**TASK REQUIREMENTS**:
When a line of the entries contains the word "will", report that line.

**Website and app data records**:
========
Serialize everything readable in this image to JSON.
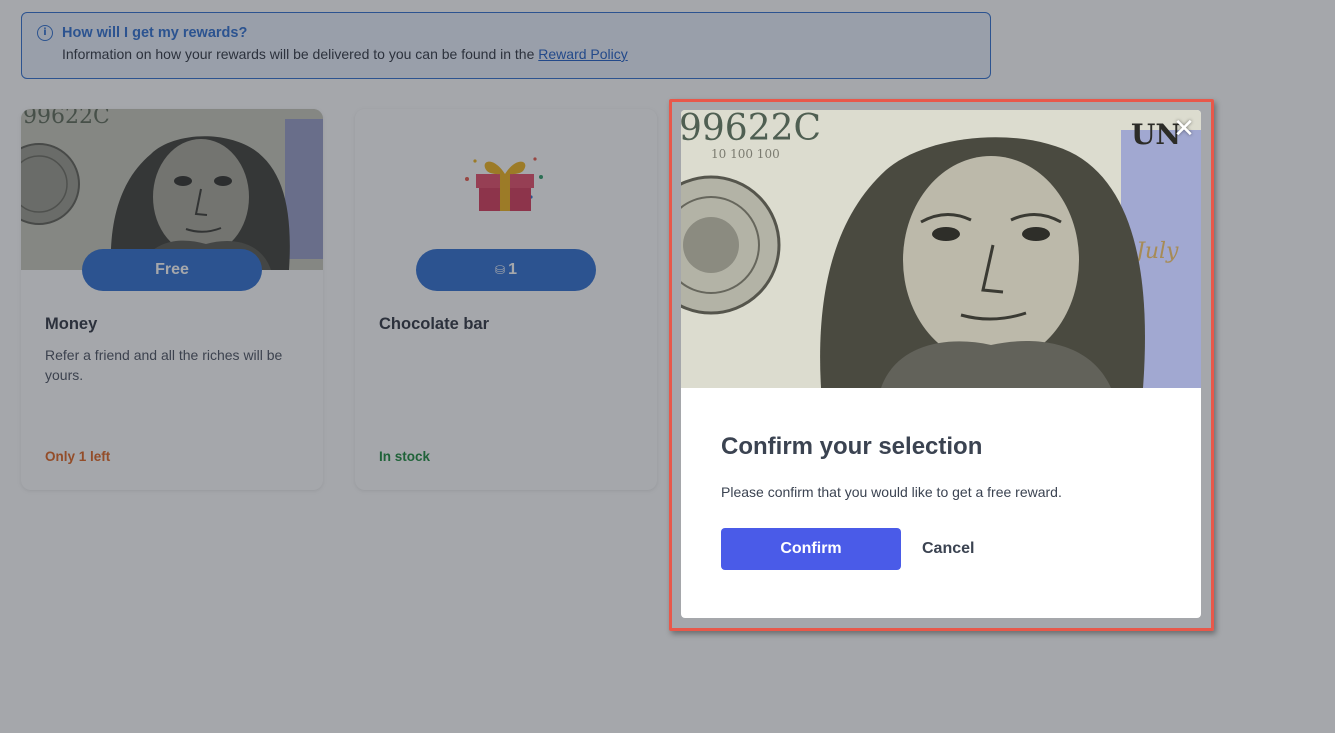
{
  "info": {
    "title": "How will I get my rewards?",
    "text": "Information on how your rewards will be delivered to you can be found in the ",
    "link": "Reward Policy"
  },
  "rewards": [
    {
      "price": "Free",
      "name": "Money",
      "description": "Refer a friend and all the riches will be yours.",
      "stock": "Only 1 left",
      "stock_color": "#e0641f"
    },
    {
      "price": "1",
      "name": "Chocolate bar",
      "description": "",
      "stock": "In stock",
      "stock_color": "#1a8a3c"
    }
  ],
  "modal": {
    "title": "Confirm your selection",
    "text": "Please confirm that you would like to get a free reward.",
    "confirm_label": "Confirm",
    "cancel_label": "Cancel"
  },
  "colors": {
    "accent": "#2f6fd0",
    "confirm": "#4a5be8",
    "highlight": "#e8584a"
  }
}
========
**OUTPUT BELOW**:
    "title": "How will I get my rewards?",
    "text": "Information on how your rewards will be delivered to you can be found in the ",
      "description": "Refer a friend and all the riches will be yours.",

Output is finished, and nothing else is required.